Reusing a photo – but as can be seen here, emerging from the ceiling in front of the commander hatch then running down and around the base of the right cluster
Now, this only applies to the T-72 kit as the T-64 has nicely realised conduits from the get-go (‘premium model’ vs ‘cheap model’ indeed!) but the T-72 (perhaps covering off export models without launchers) has no conduits. Its a minor thing but it adds some nice texture to the smooth lines of the turret.
“Check out the conduits of this sexy little T-64” – The Sport, maybe
This is easier than it seems, so long as you are patient and don’t mind waiting the short time it takes for the poly cement to do its job. We need some 0.50mm styrene rod. Small enough not to stick out too much but big enough that the cement won’t just dissolve it.
Lets start with the smaller right cluster. I find it easier to start at the top and work down on this one. I run a line of poly-cement (the narrow tip of Revell pro is a god send for this) from just in front of the cupola down to start of the curve down to the front – immediately above and to the inner side (i.e. close to the main gun) of the first smoke dispenser. We then let the glue dry for a few minutes.
Then we set down some more cement under the tubes and sweep the rod down and round, hugging the tubes. Once dry, we trim the rod back so that it finishes under the rear most tube.
Onto the left cluster. here I find it easier to work bottom to top. First we set down some cement under the tubes and lay the rod down into it. Due to the sweep of the turret I found I had to hold the rod in place more than on the right cluster.
Once dry, we sweep the rod upwards at about a 60-45° angle. We then leave it to set again.
Finally we run the rod so that it terminates in front of the gunner sight and inline with the laser range finder. We can then cut the rod off there.
And that’s it. Its not particularly difficult; just a little time consuming but working on multiple tanks helps with that as one can be drying whilst the next few are done to the same stage.
Astute readers may notice that my first batch in the group shot at the start of the article had the conduits shorter – that came down to a bad angle on the photo I used and I since find a better one. Similarly, as I had already glued the tanks together before coming up with adding the extra detail, the right cluster of grenade launchers has the original four tubes all still ina line. It’ll make telling apart the companies easier at least…

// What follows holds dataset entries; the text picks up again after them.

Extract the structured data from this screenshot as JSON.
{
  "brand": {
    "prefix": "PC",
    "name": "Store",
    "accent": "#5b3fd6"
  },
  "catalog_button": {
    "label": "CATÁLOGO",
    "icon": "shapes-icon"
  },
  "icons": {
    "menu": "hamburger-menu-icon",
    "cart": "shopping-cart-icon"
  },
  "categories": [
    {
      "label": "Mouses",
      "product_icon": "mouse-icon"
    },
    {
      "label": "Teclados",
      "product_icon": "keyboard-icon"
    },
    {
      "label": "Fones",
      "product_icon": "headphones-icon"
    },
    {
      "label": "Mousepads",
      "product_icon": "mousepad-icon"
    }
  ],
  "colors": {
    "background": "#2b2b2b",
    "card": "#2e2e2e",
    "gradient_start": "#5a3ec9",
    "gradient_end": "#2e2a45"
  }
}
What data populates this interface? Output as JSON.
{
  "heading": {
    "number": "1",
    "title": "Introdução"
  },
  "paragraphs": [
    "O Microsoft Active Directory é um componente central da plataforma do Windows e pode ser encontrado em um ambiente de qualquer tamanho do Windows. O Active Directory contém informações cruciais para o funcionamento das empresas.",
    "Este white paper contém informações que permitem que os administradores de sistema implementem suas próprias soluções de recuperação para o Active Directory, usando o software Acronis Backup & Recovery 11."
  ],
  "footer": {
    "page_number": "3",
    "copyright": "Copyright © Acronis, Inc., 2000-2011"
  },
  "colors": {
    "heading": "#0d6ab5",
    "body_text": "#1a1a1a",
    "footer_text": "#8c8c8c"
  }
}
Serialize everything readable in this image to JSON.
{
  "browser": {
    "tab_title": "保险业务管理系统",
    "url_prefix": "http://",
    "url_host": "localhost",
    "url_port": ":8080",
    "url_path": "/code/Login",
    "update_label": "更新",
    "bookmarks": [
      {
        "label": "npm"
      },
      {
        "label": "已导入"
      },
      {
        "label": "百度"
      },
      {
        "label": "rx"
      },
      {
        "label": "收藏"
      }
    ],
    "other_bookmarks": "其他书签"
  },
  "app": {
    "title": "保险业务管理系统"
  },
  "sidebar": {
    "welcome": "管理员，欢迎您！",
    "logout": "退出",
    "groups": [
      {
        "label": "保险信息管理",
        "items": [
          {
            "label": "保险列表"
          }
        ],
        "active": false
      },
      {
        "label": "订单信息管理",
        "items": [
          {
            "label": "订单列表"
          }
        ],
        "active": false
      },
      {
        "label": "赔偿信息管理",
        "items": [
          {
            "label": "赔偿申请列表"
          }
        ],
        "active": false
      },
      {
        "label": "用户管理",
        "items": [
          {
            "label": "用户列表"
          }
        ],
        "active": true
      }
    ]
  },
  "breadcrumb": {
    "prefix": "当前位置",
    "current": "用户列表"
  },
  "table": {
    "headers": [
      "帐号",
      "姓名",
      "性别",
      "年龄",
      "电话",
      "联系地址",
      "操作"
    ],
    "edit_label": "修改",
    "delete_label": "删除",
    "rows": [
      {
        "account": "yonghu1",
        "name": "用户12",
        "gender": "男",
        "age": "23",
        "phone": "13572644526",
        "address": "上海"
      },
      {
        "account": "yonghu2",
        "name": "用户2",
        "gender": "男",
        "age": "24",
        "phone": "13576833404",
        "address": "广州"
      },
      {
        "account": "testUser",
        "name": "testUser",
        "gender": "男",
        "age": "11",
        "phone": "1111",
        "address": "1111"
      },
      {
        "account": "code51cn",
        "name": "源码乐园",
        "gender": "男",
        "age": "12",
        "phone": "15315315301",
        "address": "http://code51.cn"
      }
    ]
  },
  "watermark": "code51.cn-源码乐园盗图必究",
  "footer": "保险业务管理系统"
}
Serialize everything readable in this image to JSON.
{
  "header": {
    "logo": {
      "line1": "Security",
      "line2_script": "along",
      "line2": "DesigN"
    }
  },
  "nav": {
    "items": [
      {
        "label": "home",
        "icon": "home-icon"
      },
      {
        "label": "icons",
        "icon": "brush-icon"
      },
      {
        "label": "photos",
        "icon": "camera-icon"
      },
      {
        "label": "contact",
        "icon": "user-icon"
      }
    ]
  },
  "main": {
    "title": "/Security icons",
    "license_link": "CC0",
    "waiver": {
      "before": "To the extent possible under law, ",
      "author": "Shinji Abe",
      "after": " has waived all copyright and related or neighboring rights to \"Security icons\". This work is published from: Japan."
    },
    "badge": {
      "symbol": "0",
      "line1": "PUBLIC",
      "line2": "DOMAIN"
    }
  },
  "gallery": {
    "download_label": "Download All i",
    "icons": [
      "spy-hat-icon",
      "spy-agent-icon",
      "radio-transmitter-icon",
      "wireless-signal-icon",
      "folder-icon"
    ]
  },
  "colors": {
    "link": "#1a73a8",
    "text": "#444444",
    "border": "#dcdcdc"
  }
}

There is other stuff we could do. “Miniature Ordnance Review” has looked at adding photo-etched detail to the lower hull and fixing the rear stowage bins (both worth a look!). We could add the missing pipe work used to connect the (now ditched) auxiliary tanks. Likewise we could use a small amount of heat and some pliers and distort the rubber skirts to look a little less regular. But I was happy not to push my luck more than what is already covered and call it there.
I hope you found that interesting and that it provides some inspiration when constructing your own tanks.
Part 3 will be along in a Battlefront “soon” and will look at painting East German infantry.
Once I actually paint some…